• **Entries taken from a collection**:
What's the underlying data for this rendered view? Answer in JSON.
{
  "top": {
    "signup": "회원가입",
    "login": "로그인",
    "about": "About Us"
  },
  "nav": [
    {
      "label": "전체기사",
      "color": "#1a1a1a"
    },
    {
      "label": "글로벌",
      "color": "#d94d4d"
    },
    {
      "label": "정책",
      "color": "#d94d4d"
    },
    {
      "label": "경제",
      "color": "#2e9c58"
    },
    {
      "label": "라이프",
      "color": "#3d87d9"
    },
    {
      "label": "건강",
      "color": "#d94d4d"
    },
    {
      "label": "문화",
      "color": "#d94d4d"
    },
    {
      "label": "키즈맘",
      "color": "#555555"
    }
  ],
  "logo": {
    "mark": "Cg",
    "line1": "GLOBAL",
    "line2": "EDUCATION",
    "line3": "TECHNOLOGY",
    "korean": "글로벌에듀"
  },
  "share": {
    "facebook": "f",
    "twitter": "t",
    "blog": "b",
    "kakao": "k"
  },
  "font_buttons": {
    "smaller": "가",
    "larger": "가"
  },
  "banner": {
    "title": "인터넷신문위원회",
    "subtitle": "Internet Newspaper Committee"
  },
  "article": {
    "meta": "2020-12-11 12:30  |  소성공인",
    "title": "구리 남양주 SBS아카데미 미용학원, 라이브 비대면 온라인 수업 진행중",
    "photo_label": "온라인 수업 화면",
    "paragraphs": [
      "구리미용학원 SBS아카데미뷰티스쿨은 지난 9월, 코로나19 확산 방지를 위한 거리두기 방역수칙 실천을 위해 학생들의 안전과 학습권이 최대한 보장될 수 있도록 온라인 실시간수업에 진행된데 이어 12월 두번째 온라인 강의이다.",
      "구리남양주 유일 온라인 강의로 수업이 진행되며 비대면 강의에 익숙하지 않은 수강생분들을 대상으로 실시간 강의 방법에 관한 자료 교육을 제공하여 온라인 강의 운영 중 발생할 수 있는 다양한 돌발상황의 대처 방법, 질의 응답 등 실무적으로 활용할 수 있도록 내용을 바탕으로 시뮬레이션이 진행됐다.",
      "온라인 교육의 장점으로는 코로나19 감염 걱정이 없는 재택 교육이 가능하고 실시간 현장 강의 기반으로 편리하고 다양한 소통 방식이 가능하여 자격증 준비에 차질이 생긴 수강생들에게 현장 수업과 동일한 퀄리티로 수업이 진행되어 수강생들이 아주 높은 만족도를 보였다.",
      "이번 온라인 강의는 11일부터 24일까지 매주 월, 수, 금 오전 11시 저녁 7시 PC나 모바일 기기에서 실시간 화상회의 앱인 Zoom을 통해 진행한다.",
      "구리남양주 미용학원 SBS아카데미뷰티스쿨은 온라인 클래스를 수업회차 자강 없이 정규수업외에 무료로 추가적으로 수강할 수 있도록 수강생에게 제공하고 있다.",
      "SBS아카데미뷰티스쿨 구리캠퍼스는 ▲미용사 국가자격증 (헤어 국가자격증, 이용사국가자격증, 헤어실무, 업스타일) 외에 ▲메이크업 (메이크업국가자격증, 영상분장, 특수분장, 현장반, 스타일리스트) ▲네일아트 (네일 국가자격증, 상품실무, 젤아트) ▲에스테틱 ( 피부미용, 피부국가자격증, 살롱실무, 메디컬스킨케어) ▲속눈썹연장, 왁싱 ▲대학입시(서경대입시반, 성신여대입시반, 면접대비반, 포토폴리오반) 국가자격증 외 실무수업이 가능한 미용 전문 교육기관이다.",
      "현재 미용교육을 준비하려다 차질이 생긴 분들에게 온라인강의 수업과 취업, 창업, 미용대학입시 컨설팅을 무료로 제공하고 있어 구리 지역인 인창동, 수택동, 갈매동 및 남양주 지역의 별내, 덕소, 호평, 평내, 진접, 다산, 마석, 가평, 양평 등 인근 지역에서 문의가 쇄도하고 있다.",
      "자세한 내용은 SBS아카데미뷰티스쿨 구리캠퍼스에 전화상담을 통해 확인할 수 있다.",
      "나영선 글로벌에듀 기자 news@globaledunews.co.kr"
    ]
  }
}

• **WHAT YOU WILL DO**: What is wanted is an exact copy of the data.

• **EXERCISE RESULT**:
What's the underlying data for this rendered view? Answer in JSON.
{
  "top": {
    "signup": "회원가입",
    "login": "로그인",
    "about": "About Us"
  },
  "nav": [
    {
      "label": "전체기사",
      "color": "#1a1a1a"
    },
    {
      "label": "글로벌",
      "color": "#d94d4d"
    },
    {
      "label": "정책",
      "color": "#d94d4d"
    },
    {
      "label": "경제",
      "color": "#2e9c58"
    },
    {
      "label": "라이프",
      "color": "#3d87d9"
    },
    {
      "label": "건강",
      "color": "#d94d4d"
    },
    {
      "label": "문화",
      "color": "#d94d4d"
    },
    {
      "label": "키즈맘",
      "color": "#555555"
    }
  ],
  "logo": {
    "mark": "Cg",
    "line1": "GLOBAL",
    "line2": "EDUCATION",
    "line3": "TECHNOLOGY",
    "korean": "글로벌에듀"
  },
  "share": {
    "facebook": "f",
    "twitter": "t",
    "blog": "b",
    "kakao": "k"
  },
  "font_buttons": {
    "smaller": "가",
    "larger": "가"
  },
  "banner": {
    "title": "인터넷신문위원회",
    "subtitle": "Internet Newspaper Committee"
  },
  "article": {
    "meta": "2020-12-11 12:30  |  소성공인",
    "title": "구리 남양주 SBS아카데미 미용학원, 라이브 비대면 온라인 수업 진행중",
    "photo_label": "온라인 수업 화면",
    "paragraphs": [
      "구리미용학원 SBS아카데미뷰티스쿨은 지난 9월, 코로나19 확산 방지를 위한 거리두기 방역수칙 실천을 위해 학생들의 안전과 학습권이 최대한 보장될 수 있도록 온라인 실시간수업에 진행된데 이어 12월 두번째 온라인 강의이다.",
      "구리남양주 유일 온라인 강의로 수업이 진행되며 비대면 강의에 익숙하지 않은 수강생분들을 대상으로 실시간 강의 방법에 관한 자료 교육을 제공하여 온라인 강의 운영 중 발생할 수 있는 다양한 돌발상황의 대처 방법, 질의 응답 등 실무적으로 활용할 수 있도록 내용을 바탕으로 시뮬레이션이 진행됐다.",
      "온라인 교육의 장점으로는 코로나19 감염 걱정이 없는 재택 교육이 가능하고 실시간 현장 강의 기반으로 편리하고 다양한 소통 방식이 가능하여 자격증 준비에 차질이 생긴 수강생들에게 현장 수업과 동일한 퀄리티로 수업이 진행되어 수강생들이 아주 높은 만족도를 보였다.",
      "이번 온라인 강의는 11일부터 24일까지 매주 월, 수, 금 오전 11시 저녁 7시 PC나 모바일 기기에서 실시간 화상회의 앱인 Zoom을 통해 진행한다.",
      "구리남양주 미용학원 SBS아카데미뷰티스쿨은 온라인 클래스를 수업회차 자강 없이 정규수업외에 무료로 추가적으로 수강할 수 있도록 수강생에게 제공하고 있다.",
      "SBS아카데미뷰티스쿨 구리캠퍼스는 ▲미용사 국가자격증 (헤어 국가자격증, 이용사국가자격증, 헤어실무, 업스타일) 외에 ▲메이크업 (메이크업국가자격증, 영상분장, 특수분장, 현장반, 스타일리스트) ▲네일아트 (네일 국가자격증, 상품실무, 젤아트) ▲에스테틱 ( 피부미용, 피부국가자격증, 살롱실무, 메디컬스킨케어) ▲속눈썹연장, 왁싱 ▲대학입시(서경대입시반, 성신여대입시반, 면접대비반, 포토폴리오반) 국가자격증 외 실무수업이 가능한 미용 전문 교육기관이다.",
      "현재 미용교육을 준비하려다 차질이 생긴 분들에게 온라인강의 수업과 취업, 창업, 미용대학입시 컨설팅을 무료로 제공하고 있어 구리 지역인 인창동, 수택동, 갈매동 및 남양주 지역의 별내, 덕소, 호평, 평내, 진접, 다산, 마석, 가평, 양평 등 인근 지역에서 문의가 쇄도하고 있다.",
      "자세한 내용은 SBS아카데미뷰티스쿨 구리캠퍼스에 전화상담을 통해 확인할 수 있다.",
      "나영선 글로벌에듀 기자 news@globaledunews.co.kr"
    ]
  }
}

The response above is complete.